Burnout and workplace culture are not the only issues challenging us today. Around the world, there is a collective breakdown in understanding our purpose and meaning in life. More people than ever are questioning the meaning of life and are desperate to reclaim it.
Quiet quitting perpetuates the myth that finding purpose in one’s work will lead to burnout. My research in the Busy Brain Cure has confirmed that those with a sense of purpose are more likely to feel mentally and physically well. What if helping employees feel a sense of purpose at work would help them feel a sense of purpose in their own lives?
Solutions for Quiet Quitting
While the current landscape is challenging, this is our opportunity to reshape workplace culture. What better time than when everyone is paying attention to the issues?
Quiet quitting has captured our attention. Instead of lamenting it, let’s see this as an opportunity to address the real issues facing workers. One of the best ways to do this is to examine your workplace culture closely.
Are employees given the opportunity to engage? Do they feel heard? Do they feel valued as whole people, or is their worth only based on the work they can complete in 8 hours?
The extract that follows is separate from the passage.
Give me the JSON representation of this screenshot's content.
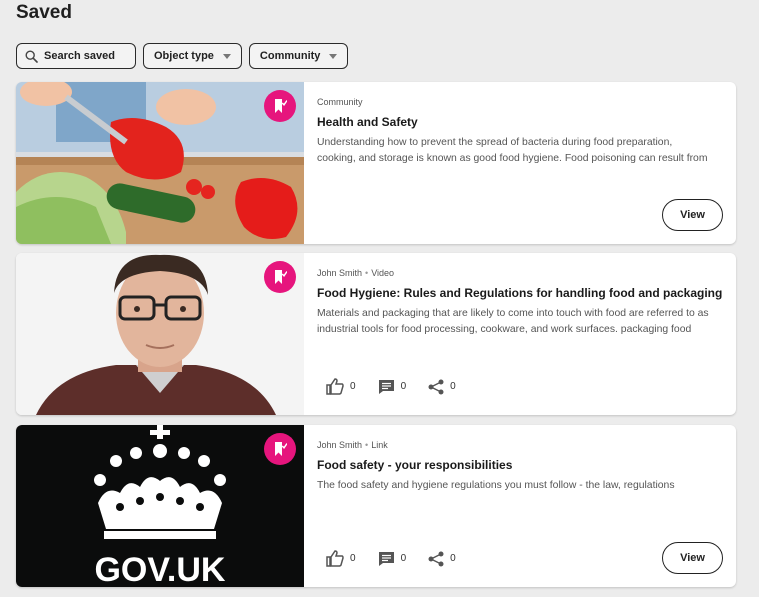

- My brainSHIFT programs are designed to help teams engage with one another, establish practices that will improve well-being, and find joy in their work again. These programs work in two ways:
They establish a channel to discuss well-being, demonstrating that your organization cares about its employees’ overall health and happiness.
- The brainSHIFT program teaches practical approaches to manage stress and avoid burnout. Each time I run this program with an organization, the results are powerful and wide-reaching.
- brainSHIFT is an innovative workplace program that helps your people manage stress, improve mental health, heal burnout, and optimize performance.
- Our brainSHIFT Leadership program gives you and your team a roadmap to build a culture based on wellness – and stop the revolving door.
It’s Time for You to Take Action
I’m Dr. Romie Mushtaq, a board-certified physician, award-winning wellness speaker, and the founder of brainSHIFT. I have created innovative programs designed to create cultural change, based on over 20 years of authority in neurology, integrative medicine, and mindfulness.
I work with organizations from all industries, ranging from large Fortune 500 companies to small tech small startups as part of my mission to create a culture of workplace wellness. My #brainSHIFT programs are here to help you and your team.
May is #MentalHealthAwareness month, and I want to bring some Dr. Romie Real Talk to your workplace, while sharing our latest research and solutions. Email us at moc.eimorrd@ofni for more information to start the conversation. Or click here to learn more about my programs.
- Bloomberg quiet quitting women and POC:
- Ariana Huffington’s take:
- Hospitality Net Article:
5. McGregor, J. (2021, December 14). Careers Weekly: All The Other Names For The ‘Great Resignation,’ Omicron Is Crashing Return To Office Plans And More. Forbes.